Woodland Advocates’ job is not to deliver forestry advice–that’s the work of professionals–but rather to deliver basic information and recommend trusted professionals. This approach builds on a foundation of trust among peers. Some landowners are more comfortable talking to peers than professionals, at least early on. The model seems to be working: 100% of landowners contacted by an advocate were either happy or very happy with their experience.
The program is also attractive to foresters. By making the initial contact and collecting basic information about the land and landowner’s objectives, the volunteers allow the forester to focus on their strengths and hit the ground running when they start working with the new landowner with whom the volunteer has put them in contact.
Gerry’s done a nice job of streamlining the program and avoiding duplication of effort. Woodland Advocates are recruited from one of Wisconsin’s two excellent woodland owner and leader training programs, Master Woodland Steward and the Woodland Leadership Institute. That leaves the work of volunteer training and confidence-building to Extension, allowing Gerry to focus on community connections.
The downside of a model like this is finding a way to fund it. Gerry’s been quite successful securing grant funding for program development and operations over the past few years, and they’re funded, although only at half of previous levels, through this year. As Gerry noted in his talk yesterday, this is a tough time to find funding, and it can be hard to fund ongoing, as opposed to new, projects.
Gerry’s been resourceful in the past, and I look forward to watching this program evolve. To learn more about Woodland Advocate, drop Gerry a line. His contact info is here.

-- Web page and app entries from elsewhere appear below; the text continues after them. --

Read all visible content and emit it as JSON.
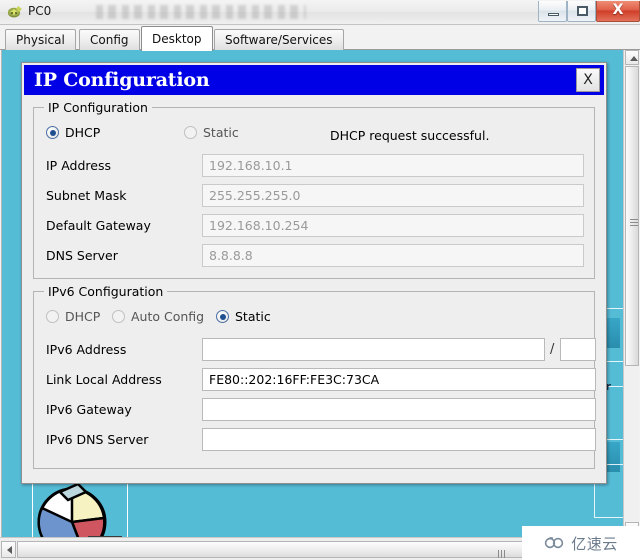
{
  "window": {
    "title": "PC0",
    "icon": "network-device-icon",
    "buttons": {
      "minimize": "minimize-icon",
      "maximize": "maximize-icon",
      "close": "X"
    }
  },
  "tabs": [
    {
      "label": "Physical",
      "active": false
    },
    {
      "label": "Config",
      "active": false
    },
    {
      "label": "Desktop",
      "active": true
    },
    {
      "label": "Software/Services",
      "active": false
    }
  ],
  "dialog": {
    "title": "IP Configuration",
    "close_label": "X",
    "ipv4": {
      "group_title": "IP Configuration",
      "modes": [
        {
          "label": "DHCP",
          "selected": true
        },
        {
          "label": "Static",
          "selected": false
        }
      ],
      "status": "DHCP request successful.",
      "fields": [
        {
          "label": "IP Address",
          "value": "192.168.10.1",
          "disabled": true
        },
        {
          "label": "Subnet Mask",
          "value": "255.255.255.0",
          "disabled": true
        },
        {
          "label": "Default Gateway",
          "value": "192.168.10.254",
          "disabled": true
        },
        {
          "label": "DNS Server",
          "value": "8.8.8.8",
          "disabled": true
        }
      ]
    },
    "ipv6": {
      "group_title": "IPv6 Configuration",
      "modes": [
        {
          "label": "DHCP",
          "selected": false
        },
        {
          "label": "Auto Config",
          "selected": false
        },
        {
          "label": "Static",
          "selected": true
        }
      ],
      "separator": "/",
      "fields": [
        {
          "label": "IPv6 Address",
          "value": "",
          "disabled": false
        },
        {
          "label": "Link Local Address",
          "value": "FE80::202:16FF:FE3C:73CA",
          "disabled": false
        },
        {
          "label": "IPv6 Gateway",
          "value": "",
          "disabled": false
        },
        {
          "label": "IPv6 DNS Server",
          "value": "",
          "disabled": false
        }
      ],
      "prefix_value": ""
    }
  },
  "desktop": {
    "background_color": "#55bcd6",
    "icon_name": "pie-chart-icon",
    "partial_label": "or"
  },
  "watermark": {
    "text": "亿速云",
    "logo": "cloud-logo-icon"
  }
}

Gerry’s webinar was organized by the National Network of Forest Practitioners.